▶ **PROBLEM DETAILS**: Skip the pictures and copy all the data that follows exactly.

▶ **EXTRACTED DATA**:
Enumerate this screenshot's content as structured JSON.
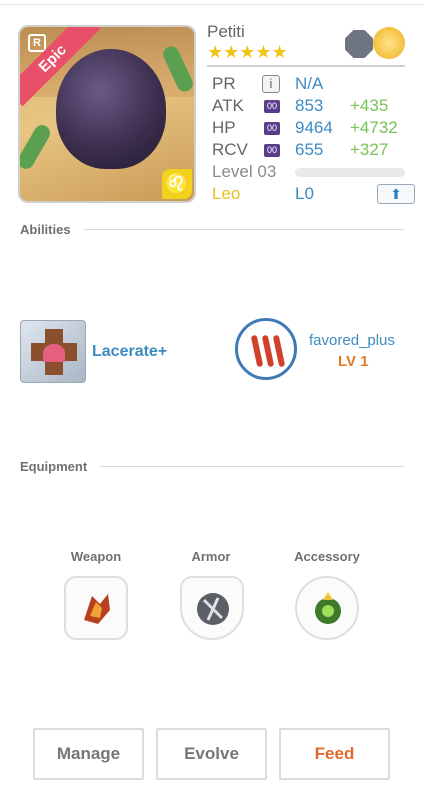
{
  "monster": {
    "name": "Petiti",
    "stars": "★★★★★",
    "rarity": "Epic",
    "badge": "R",
    "zodiac_symbol": "♌"
  },
  "stats": {
    "pr": {
      "label": "PR",
      "value": "N/A",
      "info_glyph": "i"
    },
    "atk": {
      "label": "ATK",
      "plus": "00",
      "value": "853",
      "bonus": "+435"
    },
    "hp": {
      "label": "HP",
      "plus": "00",
      "value": "9464",
      "bonus": "+4732"
    },
    "rcv": {
      "label": "RCV",
      "plus": "00",
      "value": "655",
      "bonus": "+327"
    },
    "level": {
      "label": "Level 03",
      "xp_fraction": 0.0
    },
    "zodiac": {
      "label": "Leo",
      "value": "L0",
      "upgrade_glyph": "⬆"
    }
  },
  "abilities": {
    "title": "Abilities",
    "active": {
      "name": "Lacerate+"
    },
    "leader": {
      "name": "favored_plus",
      "level": "LV 1"
    }
  },
  "equipment": {
    "title": "Equipment",
    "slots": [
      {
        "label": "Weapon"
      },
      {
        "label": "Armor"
      },
      {
        "label": "Accessory"
      }
    ]
  },
  "actions": {
    "manage": "Manage",
    "evolve": "Evolve",
    "feed": "Feed"
  },
  "colors": {
    "accent_blue": "#3c8bc4",
    "bonus_green": "#79c255",
    "feed_orange": "#e06a2e",
    "star_gold": "#f2c41a",
    "epic_pink": "#e8506a"
  },
  "icons": [
    "r-badge-icon",
    "leo-zodiac-icon",
    "evo-stone-icon",
    "evo-flower-icon",
    "info-icon",
    "upgrade-arrow-icon",
    "lacerate-icon",
    "claw-icon",
    "weapon-icon",
    "armor-icon",
    "accessory-icon"
  ]
}
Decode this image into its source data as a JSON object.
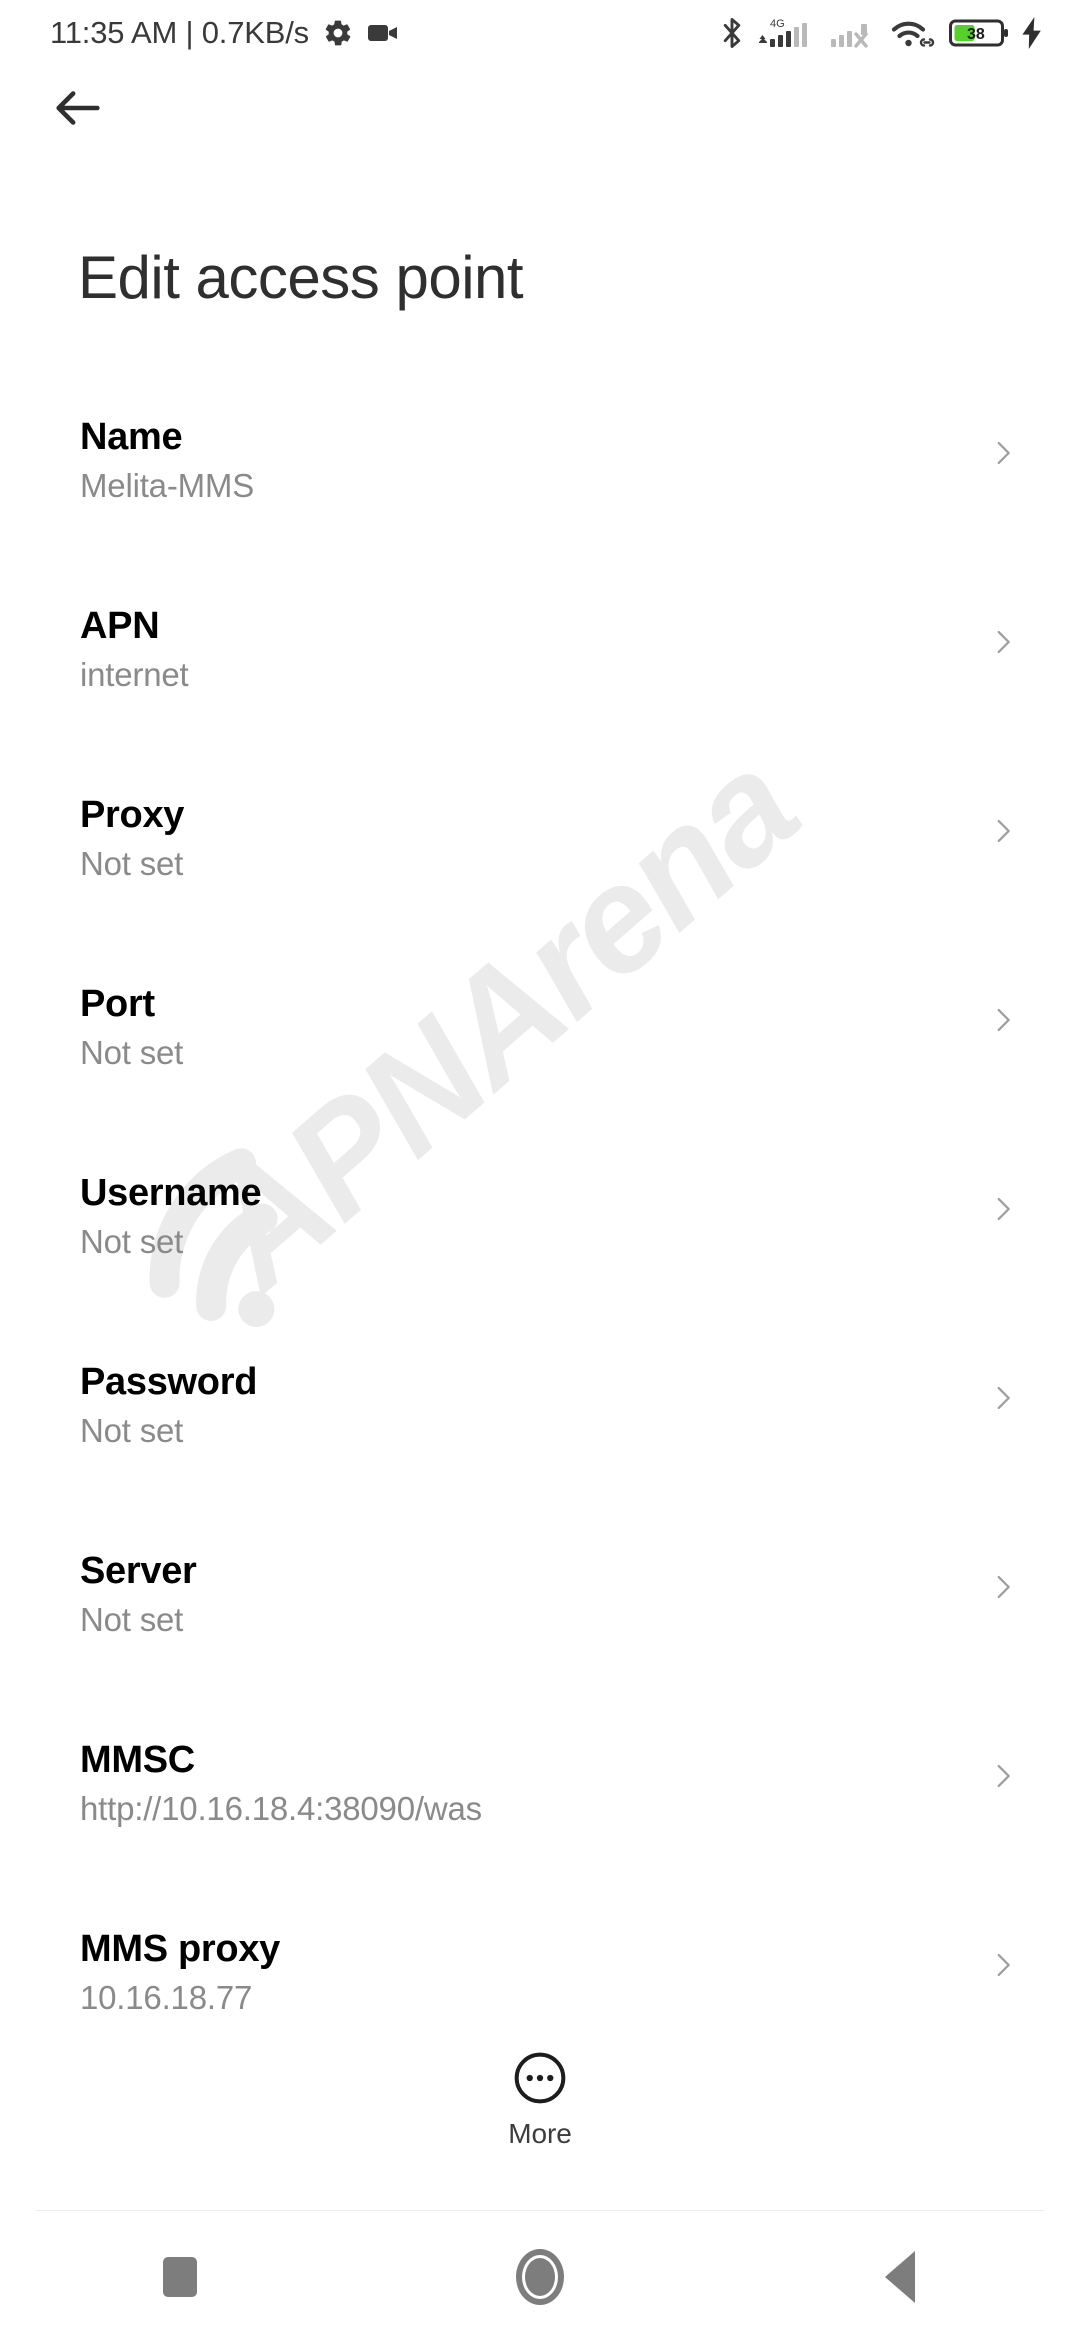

▶ **TASK OUTPUT**:
Enumerate this screenshot's content as structured JSON.
{
  "monster": {
    "name": "Petiti",
    "stars": "★★★★★",
    "rarity": "Epic",
    "badge": "R",
    "zodiac_symbol": "♌"
  },
  "stats": {
    "pr": {
      "label": "PR",
      "value": "N/A",
      "info_glyph": "i"
    },
    "atk": {
      "label": "ATK",
      "plus": "00",
      "value": "853",
      "bonus": "+435"
    },
    "hp": {
      "label": "HP",
      "plus": "00",
      "value": "9464",
      "bonus": "+4732"
    },
    "rcv": {
      "label": "RCV",
      "plus": "00",
      "value": "655",
      "bonus": "+327"
    },
    "level": {
      "label": "Level 03",
      "xp_fraction": 0.0
    },
    "zodiac": {
      "label": "Leo",
      "value": "L0",
      "upgrade_glyph": "⬆"
    }
  },
  "abilities": {
    "title": "Abilities",
    "active": {
      "name": "Lacerate+"
    },
    "leader": {
      "name": "favored_plus",
      "level": "LV 1"
    }
  },
  "equipment": {
    "title": "Equipment",
    "slots": [
      {
        "label": "Weapon"
      },
      {
        "label": "Armor"
      },
      {
        "label": "Accessory"
      }
    ]
  },
  "actions": {
    "manage": "Manage",
    "evolve": "Evolve",
    "feed": "Feed"
  },
  "colors": {
    "accent_blue": "#3c8bc4",
    "bonus_green": "#79c255",
    "feed_orange": "#e06a2e",
    "star_gold": "#f2c41a",
    "epic_pink": "#e8506a"
  },
  "icons": [
    "r-badge-icon",
    "leo-zodiac-icon",
    "evo-stone-icon",
    "evo-flower-icon",
    "info-icon",
    "upgrade-arrow-icon",
    "lacerate-icon",
    "claw-icon",
    "weapon-icon",
    "armor-icon",
    "accessory-icon"
  ]
}
Decode this image into its source data as a JSON object.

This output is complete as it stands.